Collected data:
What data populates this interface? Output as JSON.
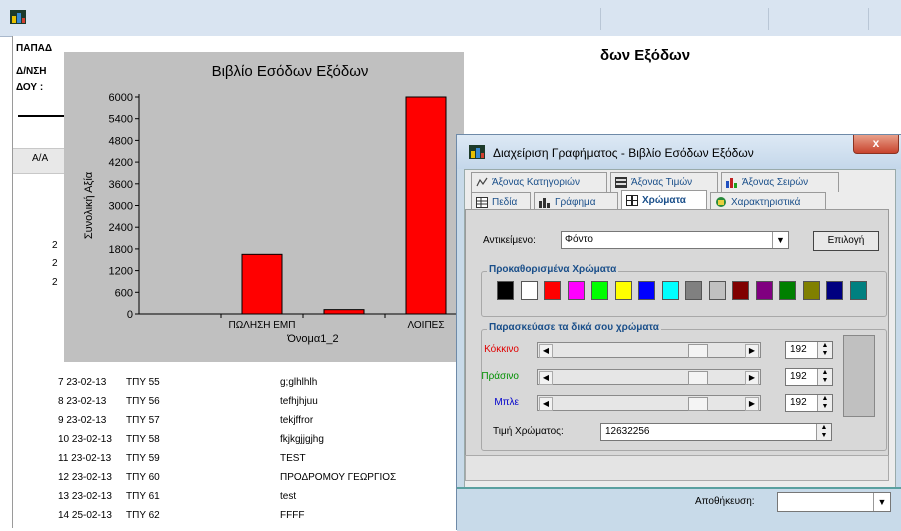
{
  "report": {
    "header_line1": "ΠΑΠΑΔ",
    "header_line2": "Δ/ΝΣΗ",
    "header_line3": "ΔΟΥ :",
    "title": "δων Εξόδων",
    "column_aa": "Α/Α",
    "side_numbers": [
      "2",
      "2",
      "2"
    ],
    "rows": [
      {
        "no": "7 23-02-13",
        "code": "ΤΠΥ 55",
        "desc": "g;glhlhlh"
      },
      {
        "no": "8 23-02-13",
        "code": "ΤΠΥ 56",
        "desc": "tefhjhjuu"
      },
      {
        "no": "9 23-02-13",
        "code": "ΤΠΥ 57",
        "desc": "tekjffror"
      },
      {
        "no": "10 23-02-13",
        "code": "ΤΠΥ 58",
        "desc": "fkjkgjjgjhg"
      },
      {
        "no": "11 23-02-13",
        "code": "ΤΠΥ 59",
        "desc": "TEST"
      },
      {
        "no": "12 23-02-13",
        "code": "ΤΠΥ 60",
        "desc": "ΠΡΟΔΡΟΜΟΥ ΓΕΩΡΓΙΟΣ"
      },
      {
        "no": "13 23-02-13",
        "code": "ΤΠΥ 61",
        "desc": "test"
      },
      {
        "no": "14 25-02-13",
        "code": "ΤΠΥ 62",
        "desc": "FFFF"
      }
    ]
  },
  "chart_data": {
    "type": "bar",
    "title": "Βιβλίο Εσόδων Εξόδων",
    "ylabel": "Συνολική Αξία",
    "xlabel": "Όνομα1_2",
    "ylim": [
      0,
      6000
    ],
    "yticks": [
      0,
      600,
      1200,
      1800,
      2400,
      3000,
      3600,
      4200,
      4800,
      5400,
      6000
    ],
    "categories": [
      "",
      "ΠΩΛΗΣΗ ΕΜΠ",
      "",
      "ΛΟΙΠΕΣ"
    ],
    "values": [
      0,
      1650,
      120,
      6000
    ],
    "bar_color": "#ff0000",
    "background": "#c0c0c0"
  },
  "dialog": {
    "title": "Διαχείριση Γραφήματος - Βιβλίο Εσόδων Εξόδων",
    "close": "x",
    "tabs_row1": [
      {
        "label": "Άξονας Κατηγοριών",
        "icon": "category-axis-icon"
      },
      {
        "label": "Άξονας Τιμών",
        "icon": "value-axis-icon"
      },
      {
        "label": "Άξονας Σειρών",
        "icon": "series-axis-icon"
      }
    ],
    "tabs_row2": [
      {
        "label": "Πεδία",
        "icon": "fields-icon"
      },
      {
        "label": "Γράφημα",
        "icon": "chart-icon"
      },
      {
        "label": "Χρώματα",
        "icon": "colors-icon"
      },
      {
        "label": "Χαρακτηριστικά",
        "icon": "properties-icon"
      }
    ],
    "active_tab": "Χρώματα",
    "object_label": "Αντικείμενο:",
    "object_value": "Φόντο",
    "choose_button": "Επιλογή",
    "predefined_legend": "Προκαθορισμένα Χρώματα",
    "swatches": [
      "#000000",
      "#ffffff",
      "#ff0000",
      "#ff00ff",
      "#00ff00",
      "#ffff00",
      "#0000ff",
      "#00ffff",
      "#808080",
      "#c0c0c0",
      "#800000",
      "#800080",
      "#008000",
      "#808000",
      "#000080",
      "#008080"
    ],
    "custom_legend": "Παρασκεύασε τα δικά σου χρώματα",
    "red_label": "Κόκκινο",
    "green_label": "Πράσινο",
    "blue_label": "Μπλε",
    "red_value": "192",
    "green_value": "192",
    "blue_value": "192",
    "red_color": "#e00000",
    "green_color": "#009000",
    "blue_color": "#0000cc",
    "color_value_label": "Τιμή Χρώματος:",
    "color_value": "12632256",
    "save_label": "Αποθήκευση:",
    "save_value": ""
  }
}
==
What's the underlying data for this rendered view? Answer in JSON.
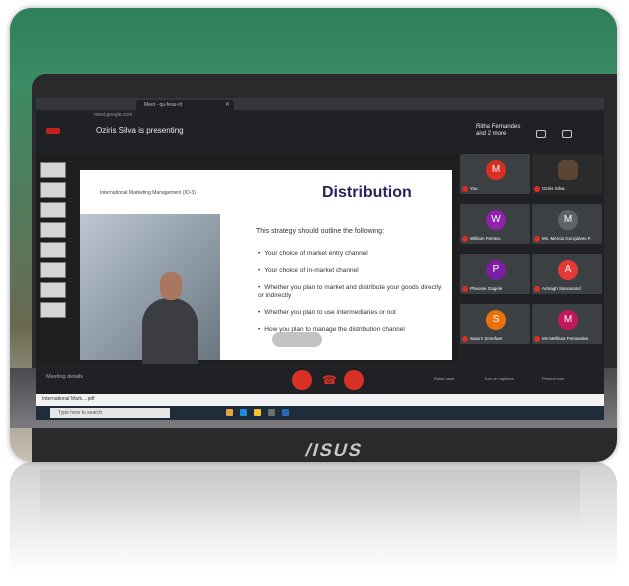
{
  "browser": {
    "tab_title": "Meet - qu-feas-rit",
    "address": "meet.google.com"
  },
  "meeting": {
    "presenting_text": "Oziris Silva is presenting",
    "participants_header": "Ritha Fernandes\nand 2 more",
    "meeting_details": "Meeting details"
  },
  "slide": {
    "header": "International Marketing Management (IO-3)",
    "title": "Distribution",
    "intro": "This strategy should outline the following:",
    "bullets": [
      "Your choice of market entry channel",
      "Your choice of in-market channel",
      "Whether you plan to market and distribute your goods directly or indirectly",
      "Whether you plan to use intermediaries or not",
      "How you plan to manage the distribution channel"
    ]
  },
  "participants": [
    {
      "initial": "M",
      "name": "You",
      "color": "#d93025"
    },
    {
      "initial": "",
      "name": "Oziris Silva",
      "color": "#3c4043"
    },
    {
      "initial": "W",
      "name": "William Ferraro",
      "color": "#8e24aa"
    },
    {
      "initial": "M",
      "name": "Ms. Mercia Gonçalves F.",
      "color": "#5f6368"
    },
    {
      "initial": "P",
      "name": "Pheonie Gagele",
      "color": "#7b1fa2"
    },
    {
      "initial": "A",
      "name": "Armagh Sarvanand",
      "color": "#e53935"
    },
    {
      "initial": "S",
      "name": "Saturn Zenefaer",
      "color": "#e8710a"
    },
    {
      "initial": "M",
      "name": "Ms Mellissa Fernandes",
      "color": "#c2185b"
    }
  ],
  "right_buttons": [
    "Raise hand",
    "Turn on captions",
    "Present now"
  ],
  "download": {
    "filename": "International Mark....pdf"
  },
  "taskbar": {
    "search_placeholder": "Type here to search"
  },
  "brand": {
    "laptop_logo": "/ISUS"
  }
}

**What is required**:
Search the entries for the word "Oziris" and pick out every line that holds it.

**Written reply**:
    "presenting_text": "Oziris Silva is presenting",
      "name": "Oziris Silva",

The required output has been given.